◆ How to complete this task
Each line that contains the word "Google" counts once; give the total for the records below and nothing else.

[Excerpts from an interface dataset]
BEGIN

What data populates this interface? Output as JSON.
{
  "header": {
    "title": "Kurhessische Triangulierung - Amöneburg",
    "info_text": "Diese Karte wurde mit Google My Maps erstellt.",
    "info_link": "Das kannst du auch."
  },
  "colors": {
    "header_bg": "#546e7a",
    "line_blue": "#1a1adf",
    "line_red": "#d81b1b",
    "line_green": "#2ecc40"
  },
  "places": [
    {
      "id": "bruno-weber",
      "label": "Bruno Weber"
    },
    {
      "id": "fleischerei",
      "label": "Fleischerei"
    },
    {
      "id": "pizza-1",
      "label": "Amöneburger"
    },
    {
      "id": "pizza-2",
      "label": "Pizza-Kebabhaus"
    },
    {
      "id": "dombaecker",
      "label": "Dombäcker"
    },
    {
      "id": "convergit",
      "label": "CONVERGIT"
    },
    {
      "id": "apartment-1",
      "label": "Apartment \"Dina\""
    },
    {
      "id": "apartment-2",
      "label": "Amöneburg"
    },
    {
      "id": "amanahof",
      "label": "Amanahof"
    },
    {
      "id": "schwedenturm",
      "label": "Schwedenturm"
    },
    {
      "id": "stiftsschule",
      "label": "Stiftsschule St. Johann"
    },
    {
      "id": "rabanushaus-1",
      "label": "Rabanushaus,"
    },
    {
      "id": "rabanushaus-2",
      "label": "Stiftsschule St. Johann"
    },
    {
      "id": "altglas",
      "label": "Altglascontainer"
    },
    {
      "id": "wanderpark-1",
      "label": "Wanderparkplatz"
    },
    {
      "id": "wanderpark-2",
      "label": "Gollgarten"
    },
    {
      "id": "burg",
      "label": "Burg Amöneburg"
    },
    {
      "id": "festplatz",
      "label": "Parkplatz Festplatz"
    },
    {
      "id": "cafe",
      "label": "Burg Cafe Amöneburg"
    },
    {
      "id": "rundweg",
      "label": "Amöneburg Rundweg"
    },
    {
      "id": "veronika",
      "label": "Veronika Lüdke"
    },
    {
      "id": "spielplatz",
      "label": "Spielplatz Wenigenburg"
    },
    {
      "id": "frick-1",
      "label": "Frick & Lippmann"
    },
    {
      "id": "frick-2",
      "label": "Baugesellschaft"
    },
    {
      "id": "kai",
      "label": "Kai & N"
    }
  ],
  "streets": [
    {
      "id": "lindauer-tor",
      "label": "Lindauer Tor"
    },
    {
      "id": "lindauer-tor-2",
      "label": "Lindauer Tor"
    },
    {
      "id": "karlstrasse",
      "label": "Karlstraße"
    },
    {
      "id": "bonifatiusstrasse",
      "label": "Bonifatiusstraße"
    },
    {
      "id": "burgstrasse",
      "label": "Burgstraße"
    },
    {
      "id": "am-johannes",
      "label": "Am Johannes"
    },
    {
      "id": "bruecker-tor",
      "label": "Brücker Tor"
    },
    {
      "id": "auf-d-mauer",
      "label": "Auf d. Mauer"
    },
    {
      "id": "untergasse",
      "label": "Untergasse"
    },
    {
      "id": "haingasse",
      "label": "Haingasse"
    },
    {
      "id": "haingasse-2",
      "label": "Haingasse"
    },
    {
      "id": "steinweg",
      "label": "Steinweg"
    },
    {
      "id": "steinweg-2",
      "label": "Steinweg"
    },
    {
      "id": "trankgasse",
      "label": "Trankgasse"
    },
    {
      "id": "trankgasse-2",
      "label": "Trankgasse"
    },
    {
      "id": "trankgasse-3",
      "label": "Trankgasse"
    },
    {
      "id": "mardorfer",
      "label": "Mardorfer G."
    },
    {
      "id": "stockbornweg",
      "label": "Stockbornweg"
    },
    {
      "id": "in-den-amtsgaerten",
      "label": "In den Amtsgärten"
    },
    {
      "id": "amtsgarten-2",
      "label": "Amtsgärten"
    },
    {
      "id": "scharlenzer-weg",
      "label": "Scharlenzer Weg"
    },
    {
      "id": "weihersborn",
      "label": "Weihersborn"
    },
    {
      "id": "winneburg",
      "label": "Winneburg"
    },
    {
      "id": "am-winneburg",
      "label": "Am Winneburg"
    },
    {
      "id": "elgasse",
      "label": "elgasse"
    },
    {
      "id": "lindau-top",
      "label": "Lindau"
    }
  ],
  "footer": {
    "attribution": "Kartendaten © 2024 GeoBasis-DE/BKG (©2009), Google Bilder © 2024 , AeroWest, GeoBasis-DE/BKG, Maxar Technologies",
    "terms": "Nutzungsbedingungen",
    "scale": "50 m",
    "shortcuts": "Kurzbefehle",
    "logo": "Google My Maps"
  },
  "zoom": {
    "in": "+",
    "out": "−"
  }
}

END

◆ Task answer
3